This sharepost is aimed at all your parents of kids with asthma, and I know there are a lot of you out there. Asthma is one of the most common childhood health conditions nowadays. And, while many parents and other people who come into contact with asthma kids are quite familiar with asthma and how to manage it, there are still many who aren’t.
May is Asthma Awareness Month every year, and yes, I know May is nearly over now. But May is just an excuse to work towards asthma awareness, and that work can be done any day of the year. The more we all get the word out about how everyone can help minimize the impact of asthma, the better.
One of the ways parents can help raise asthma awareness is at school. But May is a bit late to be planning school events, at least out west here where I live, so how about moving your focus to your child’s day care center… or summer camp… or even your neighborhood community center or public library?
The U.S. Environmental Protection Agency offers a great Event Planning Kit (PDF) that you can download for free. It’ll give you lots of ideas, but here are a few I’ve pulled out:

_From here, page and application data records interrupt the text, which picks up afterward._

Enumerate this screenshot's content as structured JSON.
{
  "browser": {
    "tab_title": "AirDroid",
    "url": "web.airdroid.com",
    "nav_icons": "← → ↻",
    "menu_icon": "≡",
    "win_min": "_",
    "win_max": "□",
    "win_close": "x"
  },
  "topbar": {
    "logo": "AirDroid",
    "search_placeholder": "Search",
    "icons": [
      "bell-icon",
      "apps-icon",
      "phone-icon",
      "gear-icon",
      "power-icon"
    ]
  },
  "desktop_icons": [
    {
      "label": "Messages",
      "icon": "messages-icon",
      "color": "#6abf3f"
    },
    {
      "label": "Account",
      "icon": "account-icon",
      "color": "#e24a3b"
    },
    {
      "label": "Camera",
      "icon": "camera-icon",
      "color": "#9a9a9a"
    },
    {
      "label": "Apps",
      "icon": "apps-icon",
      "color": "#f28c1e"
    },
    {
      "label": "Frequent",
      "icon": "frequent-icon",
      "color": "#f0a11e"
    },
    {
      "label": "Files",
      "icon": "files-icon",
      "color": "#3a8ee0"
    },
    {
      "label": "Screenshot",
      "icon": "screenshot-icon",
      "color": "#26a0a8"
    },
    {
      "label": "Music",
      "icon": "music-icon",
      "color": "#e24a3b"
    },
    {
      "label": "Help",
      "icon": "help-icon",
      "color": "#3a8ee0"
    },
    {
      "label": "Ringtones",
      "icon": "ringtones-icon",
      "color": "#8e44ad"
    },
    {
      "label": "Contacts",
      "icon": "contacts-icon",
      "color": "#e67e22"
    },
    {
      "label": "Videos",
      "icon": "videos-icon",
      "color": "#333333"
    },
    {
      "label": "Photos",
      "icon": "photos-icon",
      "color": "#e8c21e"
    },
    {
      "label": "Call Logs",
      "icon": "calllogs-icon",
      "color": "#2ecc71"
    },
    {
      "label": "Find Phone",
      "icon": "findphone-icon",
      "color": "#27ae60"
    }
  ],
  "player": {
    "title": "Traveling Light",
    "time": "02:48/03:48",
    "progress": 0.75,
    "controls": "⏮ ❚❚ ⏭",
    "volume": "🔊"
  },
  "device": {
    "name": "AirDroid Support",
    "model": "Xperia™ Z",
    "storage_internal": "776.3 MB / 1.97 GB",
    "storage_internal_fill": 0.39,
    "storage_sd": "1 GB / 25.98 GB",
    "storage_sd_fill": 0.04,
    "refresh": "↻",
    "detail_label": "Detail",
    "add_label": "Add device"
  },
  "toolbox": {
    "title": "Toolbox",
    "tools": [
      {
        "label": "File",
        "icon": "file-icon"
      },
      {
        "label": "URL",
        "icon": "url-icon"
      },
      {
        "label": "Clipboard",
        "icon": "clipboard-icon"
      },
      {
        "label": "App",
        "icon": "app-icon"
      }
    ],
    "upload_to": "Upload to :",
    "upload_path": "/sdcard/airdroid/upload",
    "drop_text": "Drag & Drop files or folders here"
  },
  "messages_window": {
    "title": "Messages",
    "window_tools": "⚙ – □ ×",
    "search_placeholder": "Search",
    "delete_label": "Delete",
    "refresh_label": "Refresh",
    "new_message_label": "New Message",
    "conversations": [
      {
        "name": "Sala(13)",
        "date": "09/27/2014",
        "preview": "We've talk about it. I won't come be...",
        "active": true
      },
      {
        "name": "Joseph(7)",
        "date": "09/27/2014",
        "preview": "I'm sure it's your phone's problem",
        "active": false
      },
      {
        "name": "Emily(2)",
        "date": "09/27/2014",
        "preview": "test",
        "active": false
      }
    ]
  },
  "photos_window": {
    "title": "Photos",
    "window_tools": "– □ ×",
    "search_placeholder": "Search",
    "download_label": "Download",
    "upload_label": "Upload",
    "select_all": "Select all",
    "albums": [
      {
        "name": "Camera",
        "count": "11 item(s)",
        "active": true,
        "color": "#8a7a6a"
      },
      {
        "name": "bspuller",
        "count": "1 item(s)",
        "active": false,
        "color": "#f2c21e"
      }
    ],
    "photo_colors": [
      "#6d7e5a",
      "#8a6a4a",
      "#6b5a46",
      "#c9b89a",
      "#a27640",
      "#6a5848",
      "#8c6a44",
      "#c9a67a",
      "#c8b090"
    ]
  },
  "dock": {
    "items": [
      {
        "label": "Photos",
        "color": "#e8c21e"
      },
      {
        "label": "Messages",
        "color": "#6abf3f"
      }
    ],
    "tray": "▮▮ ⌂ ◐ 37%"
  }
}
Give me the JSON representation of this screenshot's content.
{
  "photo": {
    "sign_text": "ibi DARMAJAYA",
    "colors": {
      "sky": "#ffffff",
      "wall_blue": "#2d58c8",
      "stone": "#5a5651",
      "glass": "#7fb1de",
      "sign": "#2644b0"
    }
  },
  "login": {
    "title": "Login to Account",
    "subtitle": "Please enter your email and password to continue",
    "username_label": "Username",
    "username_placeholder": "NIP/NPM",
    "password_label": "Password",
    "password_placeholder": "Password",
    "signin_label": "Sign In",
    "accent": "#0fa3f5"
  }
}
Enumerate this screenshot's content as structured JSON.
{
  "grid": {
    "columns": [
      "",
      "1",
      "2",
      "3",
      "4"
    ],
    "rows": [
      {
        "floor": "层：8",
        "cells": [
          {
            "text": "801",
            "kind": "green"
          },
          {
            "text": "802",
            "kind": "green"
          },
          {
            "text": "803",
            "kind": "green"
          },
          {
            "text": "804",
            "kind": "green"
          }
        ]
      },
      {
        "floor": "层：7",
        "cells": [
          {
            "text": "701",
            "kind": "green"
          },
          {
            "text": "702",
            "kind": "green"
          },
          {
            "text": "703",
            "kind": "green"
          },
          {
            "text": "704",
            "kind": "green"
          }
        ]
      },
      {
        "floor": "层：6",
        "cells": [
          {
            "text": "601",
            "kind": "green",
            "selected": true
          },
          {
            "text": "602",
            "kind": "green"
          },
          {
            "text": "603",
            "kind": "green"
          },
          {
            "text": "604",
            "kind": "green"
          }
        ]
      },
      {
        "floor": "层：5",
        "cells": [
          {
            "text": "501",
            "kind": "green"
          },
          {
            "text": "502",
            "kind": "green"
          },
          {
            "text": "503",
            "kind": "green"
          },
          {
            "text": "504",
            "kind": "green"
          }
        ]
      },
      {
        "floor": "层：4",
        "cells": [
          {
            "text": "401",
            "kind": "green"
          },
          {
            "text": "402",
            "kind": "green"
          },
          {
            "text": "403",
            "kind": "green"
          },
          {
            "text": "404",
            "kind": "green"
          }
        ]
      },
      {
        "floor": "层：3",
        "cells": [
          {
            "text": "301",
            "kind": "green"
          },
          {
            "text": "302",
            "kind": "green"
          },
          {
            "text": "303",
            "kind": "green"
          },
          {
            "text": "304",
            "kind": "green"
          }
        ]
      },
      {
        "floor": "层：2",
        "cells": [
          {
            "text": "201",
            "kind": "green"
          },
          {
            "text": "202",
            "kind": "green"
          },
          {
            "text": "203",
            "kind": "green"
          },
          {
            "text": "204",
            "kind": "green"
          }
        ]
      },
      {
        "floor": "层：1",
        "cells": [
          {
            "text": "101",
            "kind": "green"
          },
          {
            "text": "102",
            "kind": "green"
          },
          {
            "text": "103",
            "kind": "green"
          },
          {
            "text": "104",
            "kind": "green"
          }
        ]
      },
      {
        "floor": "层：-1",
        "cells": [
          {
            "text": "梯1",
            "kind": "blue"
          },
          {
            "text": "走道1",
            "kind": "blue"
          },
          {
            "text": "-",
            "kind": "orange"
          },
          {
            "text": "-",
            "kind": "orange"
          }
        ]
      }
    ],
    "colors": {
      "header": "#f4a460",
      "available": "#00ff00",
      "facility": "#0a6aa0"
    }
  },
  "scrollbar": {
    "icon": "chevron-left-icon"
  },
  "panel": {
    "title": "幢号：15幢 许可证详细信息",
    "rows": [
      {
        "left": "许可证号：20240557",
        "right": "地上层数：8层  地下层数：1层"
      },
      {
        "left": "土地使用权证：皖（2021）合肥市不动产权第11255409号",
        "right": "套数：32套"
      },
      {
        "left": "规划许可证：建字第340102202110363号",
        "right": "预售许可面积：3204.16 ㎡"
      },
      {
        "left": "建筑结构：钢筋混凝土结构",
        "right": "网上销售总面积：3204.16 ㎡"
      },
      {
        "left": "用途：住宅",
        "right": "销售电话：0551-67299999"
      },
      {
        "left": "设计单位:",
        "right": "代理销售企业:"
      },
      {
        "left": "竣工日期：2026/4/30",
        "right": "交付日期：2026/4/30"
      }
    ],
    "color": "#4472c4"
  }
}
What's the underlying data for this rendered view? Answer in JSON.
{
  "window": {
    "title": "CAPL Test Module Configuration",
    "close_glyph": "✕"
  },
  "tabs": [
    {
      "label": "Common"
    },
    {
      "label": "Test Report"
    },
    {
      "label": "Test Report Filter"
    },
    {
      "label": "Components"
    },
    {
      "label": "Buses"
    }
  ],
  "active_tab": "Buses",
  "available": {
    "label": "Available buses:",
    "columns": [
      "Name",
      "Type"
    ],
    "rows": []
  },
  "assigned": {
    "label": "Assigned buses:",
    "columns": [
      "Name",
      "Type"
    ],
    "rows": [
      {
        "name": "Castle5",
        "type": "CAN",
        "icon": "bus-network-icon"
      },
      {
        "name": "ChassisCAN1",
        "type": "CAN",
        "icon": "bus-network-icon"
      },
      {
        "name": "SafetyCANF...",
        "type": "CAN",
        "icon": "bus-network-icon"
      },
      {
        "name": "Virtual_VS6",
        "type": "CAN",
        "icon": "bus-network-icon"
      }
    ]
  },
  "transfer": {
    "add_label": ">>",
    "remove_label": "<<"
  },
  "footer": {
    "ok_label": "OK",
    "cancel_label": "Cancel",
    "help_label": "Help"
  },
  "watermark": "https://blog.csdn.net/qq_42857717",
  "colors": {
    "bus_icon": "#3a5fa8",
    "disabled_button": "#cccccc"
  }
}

Read children’s books on asthma to students, such as Taking Asthma to School, Zoo Allergy, and _The ABC’s of Asthma, _ by Kim Gosselin.
Organize an asthma poster contest for kids.
Find local celebrities, elected officials and even kids who have asthma and invite them to come & speak to your group about what it’s like to live with asthma and stay healthy.
Design asthma awareness bulletin boards or other displays for students and staff.
Conduct a walkthrough of your school or facility to determine if asthma triggers exist. If they do, offer suggestions on how to reduce them (or get rid of them altogether).
I’m sure if you get creative, you could think of lots of other fun activities that would help both adults and kids become more aware of asthma, of how common it is, and how each of them can help reduce its impact.
The EPA offers a number of free downloadable reports and publications about asthma in both English and Spanish. Some are aimed at parents, and some at children. You can find them listed on this page:
Come on everyone… let’s get the asthma word out
Registered nurse & healthcare writer, living with allergies & asthma.